So far, I have one complete calendar year of port records, and it’s 1805. The rest of my larger data set is spread from 1886 to 1817. Here, I’ve made a graph of nodes from only 1805.
Again I see immediately that London merchants have a big role in this port, but also that in this year, the activity of Baltimore’s merchants is a higher proportion of the whole.
Since the graph with all 3000 nodes is pretty busy, I thought about looking at the “major players” – those nodes with degree 10 or higher. Degree is simply a measure of the number of connections a node has. The highest degree in this dataset is 66, with Average Degree: 7.448
The legend tells me that there is about 1 merchant from Baltimore represented on this graph. Who is it? Not sure – when I filter for the location Baltimore within this subset, I don’t get any results.
Some initial results from my entire database:
The data for my entire database contains almost 3000 nodes. Applying some partitions and layouts results in something that looks a bit more organized:
It’s easy to see right away that London merchants make up a sizable portion of owners of cargoes moving in and out of Barbados. One manipulation I’d like to make to the dataset is to group the ports by nationality/empire and color code them accordingly. I haven’t figured out the best way to do that yet.
And what about Baltimore? If I isolate those nodes, the graph looks like so:
Good morning! Before I step away from my computer for a few hours, I wanted to share my database rationale and the python code my partner wrote to convert my database into usable tables for Gephi.
The database is my transcription of port records from the British Caribbean. Each record corresponds to an entrance or clearance from the port, and includes a number of data points about that ship. For the Gephi graph, the important points are Location and Owner Name (there are actually 23 fields for this, since some voyages have many owners). Location is the port where the ship’s cargo is registered. The limitation here is that occasionally an owner registers a cargo in a port that is not his/her home port. However, because of the size of my database and the stage at which I sit right now, I’m taking the cargo registration as the home location for the owners. The other complicating factor is that occasionally an owner will have different cargos registered out of more than one port. The python script is written to match a name with only one location, so once it retains the first location it matches with a name.

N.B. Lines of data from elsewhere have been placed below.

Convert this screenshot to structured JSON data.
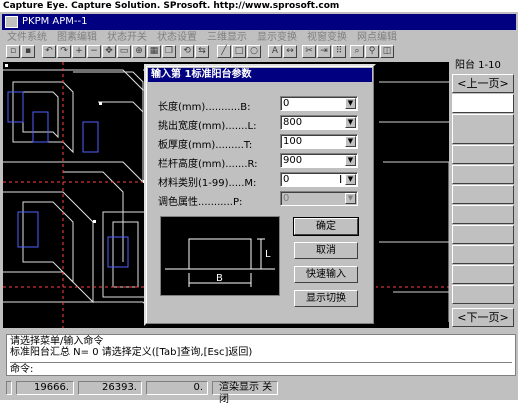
{
  "banner": "Capture Eye.  Capture Solution.  SProsoft.  http://www.sprosoft.com",
  "window": {
    "title": "PKPM  APM--1"
  },
  "menu": [
    "文件系统",
    "图素编辑",
    "状态开关",
    "状态设置",
    "三维显示",
    "显示变换",
    "视窗变换",
    "网点编辑"
  ],
  "right_panel": {
    "title": "阳台 1-10",
    "prev": "<上一页>",
    "next": "<下一页>"
  },
  "dialog": {
    "title": "输入第   1标准阳台参数",
    "rows": [
      {
        "label": "长度(mm)...........B:",
        "value": "0",
        "disabled": false
      },
      {
        "label": "挑出宽度(mm).......L:",
        "value": "800",
        "disabled": false
      },
      {
        "label": "板厚度(mm).........T:",
        "value": "100",
        "disabled": false
      },
      {
        "label": "栏杆高度(mm).......R:",
        "value": "900",
        "disabled": false
      },
      {
        "label": "材料类别(1-99).....M:",
        "value": "0",
        "disabled": false
      },
      {
        "label": "调色属性...........P:",
        "value": "0",
        "disabled": true
      }
    ],
    "buttons": {
      "ok": "确定",
      "cancel": "取消",
      "quick": "快速输入",
      "toggle": "显示切换"
    },
    "preview": {
      "label_b": "B",
      "label_l": "L"
    }
  },
  "command": {
    "line1": "请选择菜单/输入命令",
    "line2": "标准阳台汇总 N=   0 请选择定义([Tab]查询,[Esc]返回)",
    "prompt": "命令:"
  },
  "status": {
    "x": "19666.",
    "y": "26393.",
    "z": "0.",
    "render": "渲染显示  关闭"
  }
}
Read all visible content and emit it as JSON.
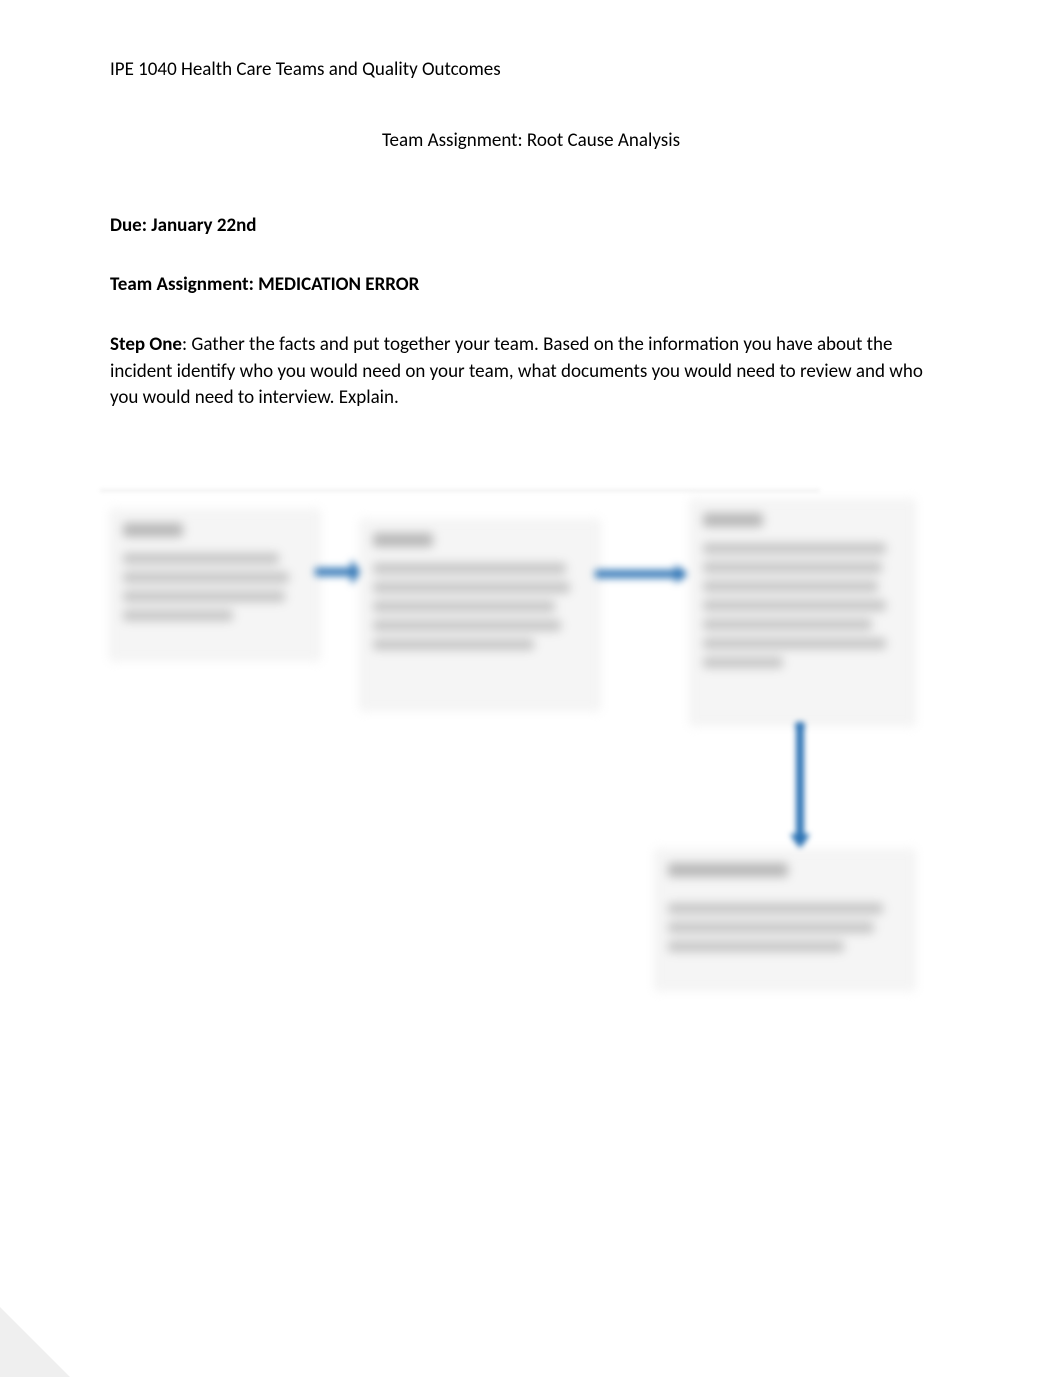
{
  "header": {
    "course": "IPE 1040 Health Care Teams and Quality Outcomes"
  },
  "title": "Team Assignment: Root Cause Analysis",
  "due": "Due: January 22nd",
  "assignment_title": "Team Assignment:  MEDICATION ERROR",
  "step_one": {
    "label": "Step One",
    "text": ": Gather the facts and put together your team. Based on the information you have about the incident identify who you would need on your team, what documents you would need to review and who you would need to interview. Explain."
  },
  "diagram": {
    "boxes": [
      {
        "id": "box1",
        "heading_present": true,
        "line_count": 4
      },
      {
        "id": "box2",
        "heading_present": true,
        "line_count": 5
      },
      {
        "id": "box3",
        "heading_present": true,
        "line_count": 7
      },
      {
        "id": "box4",
        "heading_present": true,
        "line_count": 3
      }
    ],
    "arrows": [
      {
        "from": "box1",
        "to": "box2",
        "direction": "right"
      },
      {
        "from": "box2",
        "to": "box3",
        "direction": "right"
      },
      {
        "from": "box3",
        "to": "box4",
        "direction": "down"
      }
    ],
    "arrow_color": "#2e74b5"
  }
}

The script changes my data table into two outputs: a reference file and an output file (these become the nodes and the edges, respectively). There are three variables that have to be customized for each new data set: nummerchants, numlines, largestgroup.
The script was written in Python by my partner, Weston, who you can tweet @westonschreiber. If you have questions or comments about it, feel free to post here where both he and I can see the question.
My daily work life isn’t that exciting since I’m a remote dissertation writer who teaches online. I don’t have meetings, leave my house for work or even interact with living humans very much. Try not to be too jealous, for it can be pretty isolating. While thinking of how to make my usual practice a little interesting for everyone, including myself, I decided that for Day of DH I’m going to start interrogating the data I have up to this point with Gephi and maybe some other viz tools. I did some preliminary runs of this a few weeks ago, but since then I’ve transcribed a couple years’ worth of port entries and clearances. As I go, I’ll post some graphs and tentative interpretations.